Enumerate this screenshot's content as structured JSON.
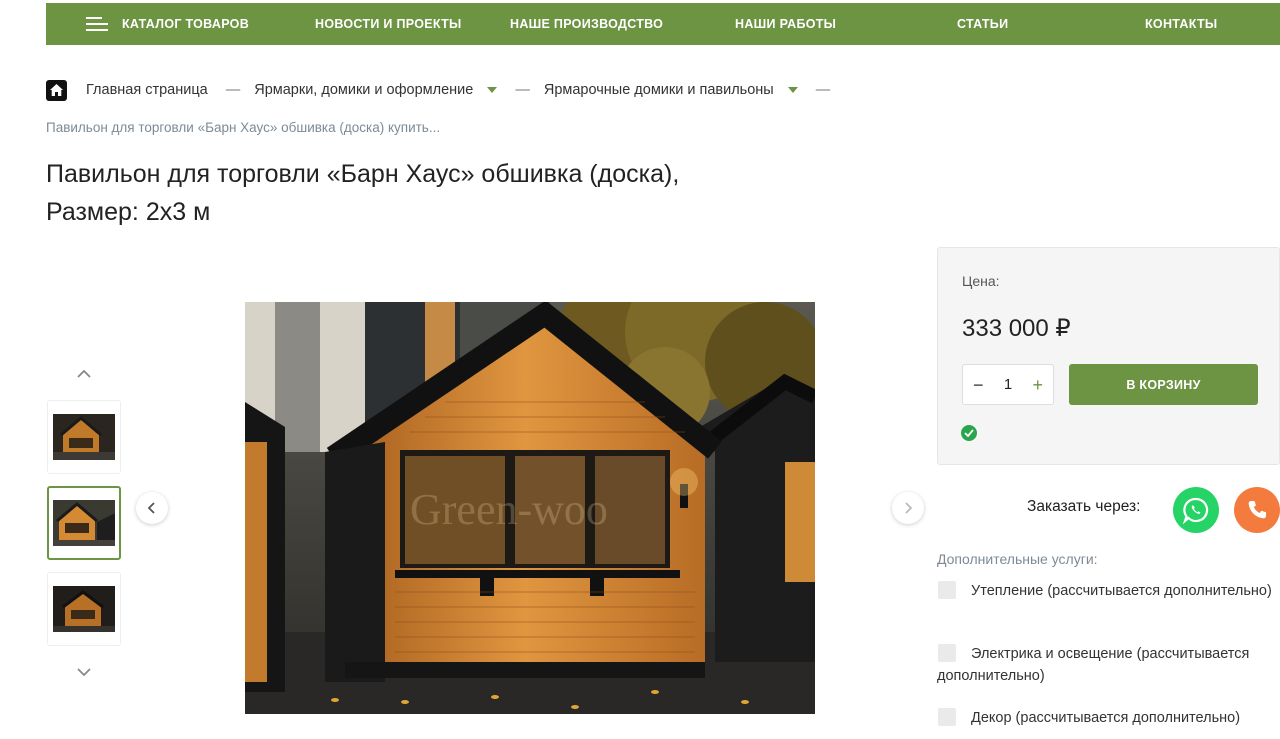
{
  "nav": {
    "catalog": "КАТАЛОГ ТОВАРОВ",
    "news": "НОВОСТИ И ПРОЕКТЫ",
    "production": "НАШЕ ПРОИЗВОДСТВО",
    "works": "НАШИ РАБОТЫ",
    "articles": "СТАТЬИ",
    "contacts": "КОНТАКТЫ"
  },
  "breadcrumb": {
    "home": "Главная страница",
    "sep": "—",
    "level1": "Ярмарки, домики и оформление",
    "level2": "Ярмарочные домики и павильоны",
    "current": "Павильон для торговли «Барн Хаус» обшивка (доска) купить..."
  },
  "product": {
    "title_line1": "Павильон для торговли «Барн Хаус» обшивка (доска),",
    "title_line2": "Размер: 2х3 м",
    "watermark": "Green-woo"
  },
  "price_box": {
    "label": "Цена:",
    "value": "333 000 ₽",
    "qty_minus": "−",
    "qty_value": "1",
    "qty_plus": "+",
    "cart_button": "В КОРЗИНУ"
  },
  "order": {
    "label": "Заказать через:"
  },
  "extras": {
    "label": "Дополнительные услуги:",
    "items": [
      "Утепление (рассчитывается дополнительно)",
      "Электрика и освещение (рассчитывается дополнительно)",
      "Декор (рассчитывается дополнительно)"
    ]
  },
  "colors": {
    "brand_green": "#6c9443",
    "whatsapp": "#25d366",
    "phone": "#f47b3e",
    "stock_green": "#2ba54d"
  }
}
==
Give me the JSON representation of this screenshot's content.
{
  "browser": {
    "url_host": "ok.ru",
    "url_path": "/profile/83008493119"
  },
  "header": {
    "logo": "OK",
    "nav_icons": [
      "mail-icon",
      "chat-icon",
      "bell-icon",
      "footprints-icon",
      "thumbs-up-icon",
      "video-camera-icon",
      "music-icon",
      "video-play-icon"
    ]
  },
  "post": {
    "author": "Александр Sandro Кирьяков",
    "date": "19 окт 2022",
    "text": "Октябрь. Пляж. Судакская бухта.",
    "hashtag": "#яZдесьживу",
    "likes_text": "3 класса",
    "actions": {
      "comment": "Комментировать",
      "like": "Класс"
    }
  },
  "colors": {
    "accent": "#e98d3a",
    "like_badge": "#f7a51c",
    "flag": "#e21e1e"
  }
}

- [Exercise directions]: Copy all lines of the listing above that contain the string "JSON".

- [Answer for the task]:
Enumerate this screenshot's content as structured JSON.
Give me the JSON representation of this screenshot's content.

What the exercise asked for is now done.